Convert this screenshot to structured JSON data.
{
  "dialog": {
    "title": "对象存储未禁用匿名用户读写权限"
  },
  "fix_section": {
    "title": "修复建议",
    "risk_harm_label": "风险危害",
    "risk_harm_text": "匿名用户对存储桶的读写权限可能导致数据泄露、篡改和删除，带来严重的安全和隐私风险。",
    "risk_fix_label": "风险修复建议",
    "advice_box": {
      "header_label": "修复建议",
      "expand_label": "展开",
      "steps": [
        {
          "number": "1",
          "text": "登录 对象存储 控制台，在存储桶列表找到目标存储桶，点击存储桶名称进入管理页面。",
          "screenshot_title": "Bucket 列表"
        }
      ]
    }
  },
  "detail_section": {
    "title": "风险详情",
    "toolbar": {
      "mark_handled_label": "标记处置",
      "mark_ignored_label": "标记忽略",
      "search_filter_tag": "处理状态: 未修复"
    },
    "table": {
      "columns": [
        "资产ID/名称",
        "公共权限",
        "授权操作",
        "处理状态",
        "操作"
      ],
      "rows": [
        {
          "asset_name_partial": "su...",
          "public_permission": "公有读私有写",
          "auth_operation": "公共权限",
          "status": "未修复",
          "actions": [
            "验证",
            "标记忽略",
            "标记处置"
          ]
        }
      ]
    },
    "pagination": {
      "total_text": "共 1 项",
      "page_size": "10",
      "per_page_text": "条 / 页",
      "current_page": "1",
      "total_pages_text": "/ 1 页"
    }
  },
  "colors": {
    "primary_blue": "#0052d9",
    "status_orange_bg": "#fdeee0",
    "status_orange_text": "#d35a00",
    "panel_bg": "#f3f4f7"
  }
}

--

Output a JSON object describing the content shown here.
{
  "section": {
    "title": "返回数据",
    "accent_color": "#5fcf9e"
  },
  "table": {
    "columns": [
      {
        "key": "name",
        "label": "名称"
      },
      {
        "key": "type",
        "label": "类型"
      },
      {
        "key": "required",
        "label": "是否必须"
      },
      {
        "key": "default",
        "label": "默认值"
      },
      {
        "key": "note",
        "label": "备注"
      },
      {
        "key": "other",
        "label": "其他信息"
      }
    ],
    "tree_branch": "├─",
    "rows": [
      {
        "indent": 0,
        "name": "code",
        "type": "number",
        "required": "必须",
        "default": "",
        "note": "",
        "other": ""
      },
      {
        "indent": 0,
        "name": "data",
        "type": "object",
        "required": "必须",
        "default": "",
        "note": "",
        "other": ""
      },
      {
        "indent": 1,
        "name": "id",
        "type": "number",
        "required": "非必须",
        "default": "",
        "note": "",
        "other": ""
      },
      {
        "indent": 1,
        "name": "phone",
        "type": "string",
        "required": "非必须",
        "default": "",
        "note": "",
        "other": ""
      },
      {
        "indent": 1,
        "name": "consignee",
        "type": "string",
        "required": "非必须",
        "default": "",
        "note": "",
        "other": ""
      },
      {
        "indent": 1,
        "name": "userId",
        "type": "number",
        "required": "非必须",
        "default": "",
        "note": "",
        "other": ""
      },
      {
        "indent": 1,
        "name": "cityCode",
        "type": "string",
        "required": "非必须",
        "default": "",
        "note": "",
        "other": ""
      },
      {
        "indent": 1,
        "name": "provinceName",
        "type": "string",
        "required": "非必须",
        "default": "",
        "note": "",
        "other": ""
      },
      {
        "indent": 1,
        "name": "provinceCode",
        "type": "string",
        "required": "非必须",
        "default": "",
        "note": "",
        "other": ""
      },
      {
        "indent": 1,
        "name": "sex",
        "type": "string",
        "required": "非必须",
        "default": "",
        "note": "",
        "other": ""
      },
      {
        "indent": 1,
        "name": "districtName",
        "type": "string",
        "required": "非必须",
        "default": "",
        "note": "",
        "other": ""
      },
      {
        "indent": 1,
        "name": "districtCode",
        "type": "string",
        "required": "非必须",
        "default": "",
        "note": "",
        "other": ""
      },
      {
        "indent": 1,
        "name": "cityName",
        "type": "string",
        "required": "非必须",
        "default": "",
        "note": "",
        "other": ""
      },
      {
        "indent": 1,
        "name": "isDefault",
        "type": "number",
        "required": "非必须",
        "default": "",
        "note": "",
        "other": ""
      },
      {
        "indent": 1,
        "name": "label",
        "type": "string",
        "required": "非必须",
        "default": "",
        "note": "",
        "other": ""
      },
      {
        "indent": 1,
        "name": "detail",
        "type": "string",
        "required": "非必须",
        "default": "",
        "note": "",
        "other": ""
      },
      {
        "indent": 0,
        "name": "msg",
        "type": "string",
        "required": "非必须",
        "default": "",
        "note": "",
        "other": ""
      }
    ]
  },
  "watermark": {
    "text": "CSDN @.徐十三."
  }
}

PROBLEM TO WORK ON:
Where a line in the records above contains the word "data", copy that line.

TASK OUTPUT:
Convert this screenshot to structured JSON data.
        "name": "data",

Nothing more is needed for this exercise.